======== LISTED ENTRIES ========
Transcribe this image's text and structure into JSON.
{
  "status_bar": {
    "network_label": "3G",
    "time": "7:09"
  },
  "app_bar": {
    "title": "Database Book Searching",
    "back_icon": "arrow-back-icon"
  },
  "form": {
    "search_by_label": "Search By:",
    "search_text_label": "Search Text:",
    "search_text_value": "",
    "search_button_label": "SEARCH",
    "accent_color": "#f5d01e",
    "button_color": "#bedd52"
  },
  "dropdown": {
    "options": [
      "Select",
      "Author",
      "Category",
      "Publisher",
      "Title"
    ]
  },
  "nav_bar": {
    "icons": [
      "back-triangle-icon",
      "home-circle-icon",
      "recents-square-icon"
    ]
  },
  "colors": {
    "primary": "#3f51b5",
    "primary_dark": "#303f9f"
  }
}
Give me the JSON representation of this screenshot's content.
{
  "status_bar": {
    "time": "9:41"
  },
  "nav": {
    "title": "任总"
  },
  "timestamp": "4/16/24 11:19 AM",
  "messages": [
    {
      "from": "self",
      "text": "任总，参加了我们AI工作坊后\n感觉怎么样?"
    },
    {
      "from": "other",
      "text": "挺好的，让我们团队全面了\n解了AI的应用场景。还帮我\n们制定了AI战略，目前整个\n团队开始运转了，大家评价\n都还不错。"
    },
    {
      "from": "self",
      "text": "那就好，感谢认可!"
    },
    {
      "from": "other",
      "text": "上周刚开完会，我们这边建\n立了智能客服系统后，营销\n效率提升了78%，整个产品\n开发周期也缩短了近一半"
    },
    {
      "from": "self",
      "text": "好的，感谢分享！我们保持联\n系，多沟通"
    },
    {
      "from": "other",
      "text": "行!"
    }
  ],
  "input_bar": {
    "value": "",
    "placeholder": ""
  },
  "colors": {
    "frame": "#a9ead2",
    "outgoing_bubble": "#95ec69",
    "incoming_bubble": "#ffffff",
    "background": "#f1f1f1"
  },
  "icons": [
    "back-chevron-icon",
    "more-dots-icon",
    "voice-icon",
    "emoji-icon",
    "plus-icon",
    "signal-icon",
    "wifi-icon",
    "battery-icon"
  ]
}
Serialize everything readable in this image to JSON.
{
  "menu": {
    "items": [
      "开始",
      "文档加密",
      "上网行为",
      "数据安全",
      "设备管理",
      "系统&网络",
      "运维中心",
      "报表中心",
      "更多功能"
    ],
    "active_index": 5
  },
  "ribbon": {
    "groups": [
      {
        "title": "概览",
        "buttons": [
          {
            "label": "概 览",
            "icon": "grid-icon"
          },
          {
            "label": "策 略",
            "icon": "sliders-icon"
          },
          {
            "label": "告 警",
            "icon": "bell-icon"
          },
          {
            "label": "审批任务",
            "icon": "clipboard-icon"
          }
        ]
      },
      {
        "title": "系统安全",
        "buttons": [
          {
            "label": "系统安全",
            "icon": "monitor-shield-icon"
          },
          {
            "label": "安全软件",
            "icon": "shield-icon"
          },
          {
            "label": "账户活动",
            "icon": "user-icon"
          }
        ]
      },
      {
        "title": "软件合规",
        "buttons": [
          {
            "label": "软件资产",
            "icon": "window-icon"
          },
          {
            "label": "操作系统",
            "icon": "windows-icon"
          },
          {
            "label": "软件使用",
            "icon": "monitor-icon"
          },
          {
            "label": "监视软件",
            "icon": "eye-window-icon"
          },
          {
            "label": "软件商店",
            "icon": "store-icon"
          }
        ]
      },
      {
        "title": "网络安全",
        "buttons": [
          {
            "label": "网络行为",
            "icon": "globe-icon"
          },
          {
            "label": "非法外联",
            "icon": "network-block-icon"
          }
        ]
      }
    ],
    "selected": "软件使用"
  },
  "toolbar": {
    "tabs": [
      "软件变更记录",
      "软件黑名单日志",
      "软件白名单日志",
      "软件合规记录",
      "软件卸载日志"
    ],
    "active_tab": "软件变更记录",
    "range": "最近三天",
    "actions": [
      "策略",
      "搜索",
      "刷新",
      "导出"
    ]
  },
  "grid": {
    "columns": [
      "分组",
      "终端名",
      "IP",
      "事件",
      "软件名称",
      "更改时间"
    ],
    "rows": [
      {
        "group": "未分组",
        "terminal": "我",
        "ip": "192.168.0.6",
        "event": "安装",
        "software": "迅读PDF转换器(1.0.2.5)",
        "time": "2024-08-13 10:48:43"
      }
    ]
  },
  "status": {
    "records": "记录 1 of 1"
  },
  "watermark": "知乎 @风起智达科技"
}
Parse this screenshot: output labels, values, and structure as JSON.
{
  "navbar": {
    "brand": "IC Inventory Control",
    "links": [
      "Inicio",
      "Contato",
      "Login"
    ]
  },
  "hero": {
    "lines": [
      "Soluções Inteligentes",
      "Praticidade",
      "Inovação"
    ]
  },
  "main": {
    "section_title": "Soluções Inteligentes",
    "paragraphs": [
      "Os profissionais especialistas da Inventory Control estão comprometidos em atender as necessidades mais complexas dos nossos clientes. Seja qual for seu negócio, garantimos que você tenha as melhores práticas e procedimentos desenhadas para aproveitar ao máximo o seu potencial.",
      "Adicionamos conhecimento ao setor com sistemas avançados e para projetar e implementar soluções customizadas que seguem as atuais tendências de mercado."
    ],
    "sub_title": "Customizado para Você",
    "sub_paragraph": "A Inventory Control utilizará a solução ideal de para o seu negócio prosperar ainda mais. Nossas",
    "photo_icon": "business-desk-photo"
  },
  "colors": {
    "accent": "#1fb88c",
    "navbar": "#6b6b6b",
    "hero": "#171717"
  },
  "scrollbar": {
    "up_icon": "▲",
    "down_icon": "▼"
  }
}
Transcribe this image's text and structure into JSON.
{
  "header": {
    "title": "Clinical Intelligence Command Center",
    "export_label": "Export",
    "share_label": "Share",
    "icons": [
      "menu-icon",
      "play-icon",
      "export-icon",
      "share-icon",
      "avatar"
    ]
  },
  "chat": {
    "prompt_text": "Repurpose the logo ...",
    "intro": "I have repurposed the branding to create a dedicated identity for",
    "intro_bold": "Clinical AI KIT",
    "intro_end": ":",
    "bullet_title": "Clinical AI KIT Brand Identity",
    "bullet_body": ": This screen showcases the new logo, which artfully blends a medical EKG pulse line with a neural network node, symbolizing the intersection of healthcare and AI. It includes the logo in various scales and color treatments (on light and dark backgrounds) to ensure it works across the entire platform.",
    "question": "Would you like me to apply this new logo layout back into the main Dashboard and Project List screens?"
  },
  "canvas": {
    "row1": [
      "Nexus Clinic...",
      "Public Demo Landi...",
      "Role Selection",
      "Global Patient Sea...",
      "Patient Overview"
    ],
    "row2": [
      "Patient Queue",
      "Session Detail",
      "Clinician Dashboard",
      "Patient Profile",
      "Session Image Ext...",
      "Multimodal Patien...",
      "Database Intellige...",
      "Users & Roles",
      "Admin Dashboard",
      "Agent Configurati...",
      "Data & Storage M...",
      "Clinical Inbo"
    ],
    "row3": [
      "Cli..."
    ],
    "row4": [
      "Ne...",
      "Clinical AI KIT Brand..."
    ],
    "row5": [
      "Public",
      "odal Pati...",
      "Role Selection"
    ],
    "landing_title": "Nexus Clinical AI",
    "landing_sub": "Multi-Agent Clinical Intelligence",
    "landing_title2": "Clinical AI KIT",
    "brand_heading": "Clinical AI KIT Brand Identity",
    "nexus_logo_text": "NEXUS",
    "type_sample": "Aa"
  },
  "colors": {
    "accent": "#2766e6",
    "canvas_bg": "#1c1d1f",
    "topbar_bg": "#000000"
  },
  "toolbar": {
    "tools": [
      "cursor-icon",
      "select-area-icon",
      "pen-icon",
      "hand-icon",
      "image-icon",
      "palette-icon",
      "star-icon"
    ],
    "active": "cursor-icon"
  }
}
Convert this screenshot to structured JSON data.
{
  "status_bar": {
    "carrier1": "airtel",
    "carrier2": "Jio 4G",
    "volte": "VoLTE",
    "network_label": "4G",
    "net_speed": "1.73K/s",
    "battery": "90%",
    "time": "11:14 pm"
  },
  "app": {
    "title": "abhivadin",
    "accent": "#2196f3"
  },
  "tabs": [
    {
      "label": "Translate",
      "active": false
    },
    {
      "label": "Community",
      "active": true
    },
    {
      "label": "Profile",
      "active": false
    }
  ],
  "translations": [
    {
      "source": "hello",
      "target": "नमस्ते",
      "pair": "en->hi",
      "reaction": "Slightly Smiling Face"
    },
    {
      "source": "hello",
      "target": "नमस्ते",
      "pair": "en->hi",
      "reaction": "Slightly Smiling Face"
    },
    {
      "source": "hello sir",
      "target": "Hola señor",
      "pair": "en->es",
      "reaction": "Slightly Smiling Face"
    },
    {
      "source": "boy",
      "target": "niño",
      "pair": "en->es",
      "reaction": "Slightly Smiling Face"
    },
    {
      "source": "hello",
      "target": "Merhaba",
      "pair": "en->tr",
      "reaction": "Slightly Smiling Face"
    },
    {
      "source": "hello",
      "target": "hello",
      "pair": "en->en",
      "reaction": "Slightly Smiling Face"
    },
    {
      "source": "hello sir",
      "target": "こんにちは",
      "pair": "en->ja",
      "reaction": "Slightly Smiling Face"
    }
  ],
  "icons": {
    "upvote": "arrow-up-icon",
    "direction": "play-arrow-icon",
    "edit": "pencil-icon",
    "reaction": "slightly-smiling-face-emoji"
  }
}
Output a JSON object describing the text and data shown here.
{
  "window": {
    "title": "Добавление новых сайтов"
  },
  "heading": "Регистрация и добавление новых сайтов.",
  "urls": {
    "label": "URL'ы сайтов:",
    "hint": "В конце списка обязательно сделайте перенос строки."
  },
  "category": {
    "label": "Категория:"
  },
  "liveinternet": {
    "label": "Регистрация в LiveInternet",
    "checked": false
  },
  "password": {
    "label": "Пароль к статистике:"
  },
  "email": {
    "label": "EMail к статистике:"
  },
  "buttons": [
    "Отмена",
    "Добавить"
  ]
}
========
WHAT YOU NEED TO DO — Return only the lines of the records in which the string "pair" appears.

TASK ANSWER —
      "pair": "en->hi",
      "pair": "en->hi",
      "pair": "en->es",
      "pair": "en->es",
      "pair": "en->tr",
      "pair": "en->en",
      "pair": "en->ja",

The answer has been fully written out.